Data provided:

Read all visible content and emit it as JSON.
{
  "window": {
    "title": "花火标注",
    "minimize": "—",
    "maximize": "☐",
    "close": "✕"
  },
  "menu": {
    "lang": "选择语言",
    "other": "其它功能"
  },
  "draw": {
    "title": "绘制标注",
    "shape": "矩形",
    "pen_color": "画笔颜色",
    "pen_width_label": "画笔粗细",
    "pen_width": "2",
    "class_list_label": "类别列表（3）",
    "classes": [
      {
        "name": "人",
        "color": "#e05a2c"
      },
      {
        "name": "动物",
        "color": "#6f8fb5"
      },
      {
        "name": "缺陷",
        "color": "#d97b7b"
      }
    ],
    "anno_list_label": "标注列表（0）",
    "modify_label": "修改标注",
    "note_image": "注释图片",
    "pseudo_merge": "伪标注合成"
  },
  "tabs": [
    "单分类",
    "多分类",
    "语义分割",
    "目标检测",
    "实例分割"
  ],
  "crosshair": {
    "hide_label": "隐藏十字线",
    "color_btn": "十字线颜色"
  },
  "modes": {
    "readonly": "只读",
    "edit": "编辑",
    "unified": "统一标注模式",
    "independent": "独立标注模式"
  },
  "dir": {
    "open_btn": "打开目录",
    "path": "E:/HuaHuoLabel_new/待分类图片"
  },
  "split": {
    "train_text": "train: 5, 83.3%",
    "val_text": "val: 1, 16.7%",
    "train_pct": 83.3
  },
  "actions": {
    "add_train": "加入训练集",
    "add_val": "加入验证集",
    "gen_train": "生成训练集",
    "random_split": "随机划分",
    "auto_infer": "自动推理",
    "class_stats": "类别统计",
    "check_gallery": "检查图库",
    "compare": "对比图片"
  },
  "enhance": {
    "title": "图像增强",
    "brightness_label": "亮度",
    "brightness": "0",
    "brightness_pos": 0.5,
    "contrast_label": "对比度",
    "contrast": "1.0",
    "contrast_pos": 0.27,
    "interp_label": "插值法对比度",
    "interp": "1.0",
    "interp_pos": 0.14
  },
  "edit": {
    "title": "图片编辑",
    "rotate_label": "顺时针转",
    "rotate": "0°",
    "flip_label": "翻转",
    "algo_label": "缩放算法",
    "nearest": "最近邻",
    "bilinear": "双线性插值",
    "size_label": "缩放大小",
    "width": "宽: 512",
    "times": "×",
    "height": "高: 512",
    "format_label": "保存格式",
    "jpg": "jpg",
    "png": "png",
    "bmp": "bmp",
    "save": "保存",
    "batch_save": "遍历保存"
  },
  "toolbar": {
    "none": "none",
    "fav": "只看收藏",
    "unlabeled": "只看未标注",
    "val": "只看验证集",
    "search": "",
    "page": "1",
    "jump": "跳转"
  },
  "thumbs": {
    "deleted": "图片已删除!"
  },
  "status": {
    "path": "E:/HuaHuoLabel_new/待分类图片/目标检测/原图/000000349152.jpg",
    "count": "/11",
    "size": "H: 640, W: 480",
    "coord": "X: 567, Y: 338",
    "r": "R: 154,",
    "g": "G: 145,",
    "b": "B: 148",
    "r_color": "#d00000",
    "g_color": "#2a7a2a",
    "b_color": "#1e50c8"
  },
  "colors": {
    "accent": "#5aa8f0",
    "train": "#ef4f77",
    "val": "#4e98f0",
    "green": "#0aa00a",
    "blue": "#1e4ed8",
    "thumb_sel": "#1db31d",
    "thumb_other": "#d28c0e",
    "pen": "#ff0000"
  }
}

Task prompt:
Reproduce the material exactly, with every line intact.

Written answer:
Read all visible content and emit it as JSON.
{
  "window": {
    "title": "花火标注",
    "minimize": "—",
    "maximize": "☐",
    "close": "✕"
  },
  "menu": {
    "lang": "选择语言",
    "other": "其它功能"
  },
  "draw": {
    "title": "绘制标注",
    "shape": "矩形",
    "pen_color": "画笔颜色",
    "pen_width_label": "画笔粗细",
    "pen_width": "2",
    "class_list_label": "类别列表（3）",
    "classes": [
      {
        "name": "人",
        "color": "#e05a2c"
      },
      {
        "name": "动物",
        "color": "#6f8fb5"
      },
      {
        "name": "缺陷",
        "color": "#d97b7b"
      }
    ],
    "anno_list_label": "标注列表（0）",
    "modify_label": "修改标注",
    "note_image": "注释图片",
    "pseudo_merge": "伪标注合成"
  },
  "tabs": [
    "单分类",
    "多分类",
    "语义分割",
    "目标检测",
    "实例分割"
  ],
  "crosshair": {
    "hide_label": "隐藏十字线",
    "color_btn": "十字线颜色"
  },
  "modes": {
    "readonly": "只读",
    "edit": "编辑",
    "unified": "统一标注模式",
    "independent": "独立标注模式"
  },
  "dir": {
    "open_btn": "打开目录",
    "path": "E:/HuaHuoLabel_new/待分类图片"
  },
  "split": {
    "train_text": "train: 5, 83.3%",
    "val_text": "val: 1, 16.7%",
    "train_pct": 83.3
  },
  "actions": {
    "add_train": "加入训练集",
    "add_val": "加入验证集",
    "gen_train": "生成训练集",
    "random_split": "随机划分",
    "auto_infer": "自动推理",
    "class_stats": "类别统计",
    "check_gallery": "检查图库",
    "compare": "对比图片"
  },
  "enhance": {
    "title": "图像增强",
    "brightness_label": "亮度",
    "brightness": "0",
    "brightness_pos": 0.5,
    "contrast_label": "对比度",
    "contrast": "1.0",
    "contrast_pos": 0.27,
    "interp_label": "插值法对比度",
    "interp": "1.0",
    "interp_pos": 0.14
  },
  "edit": {
    "title": "图片编辑",
    "rotate_label": "顺时针转",
    "rotate": "0°",
    "flip_label": "翻转",
    "algo_label": "缩放算法",
    "nearest": "最近邻",
    "bilinear": "双线性插值",
    "size_label": "缩放大小",
    "width": "宽: 512",
    "times": "×",
    "height": "高: 512",
    "format_label": "保存格式",
    "jpg": "jpg",
    "png": "png",
    "bmp": "bmp",
    "save": "保存",
    "batch_save": "遍历保存"
  },
  "toolbar": {
    "none": "none",
    "fav": "只看收藏",
    "unlabeled": "只看未标注",
    "val": "只看验证集",
    "search": "",
    "page": "1",
    "jump": "跳转"
  },
  "thumbs": {
    "deleted": "图片已删除!"
  },
  "status": {
    "path": "E:/HuaHuoLabel_new/待分类图片/目标检测/原图/000000349152.jpg",
    "count": "/11",
    "size": "H: 640, W: 480",
    "coord": "X: 567, Y: 338",
    "r": "R: 154,",
    "g": "G: 145,",
    "b": "B: 148",
    "r_color": "#d00000",
    "g_color": "#2a7a2a",
    "b_color": "#1e50c8"
  },
  "colors": {
    "accent": "#5aa8f0",
    "train": "#ef4f77",
    "val": "#4e98f0",
    "green": "#0aa00a",
    "blue": "#1e4ed8",
    "thumb_sel": "#1db31d",
    "thumb_other": "#d28c0e",
    "pen": "#ff0000"
  }
}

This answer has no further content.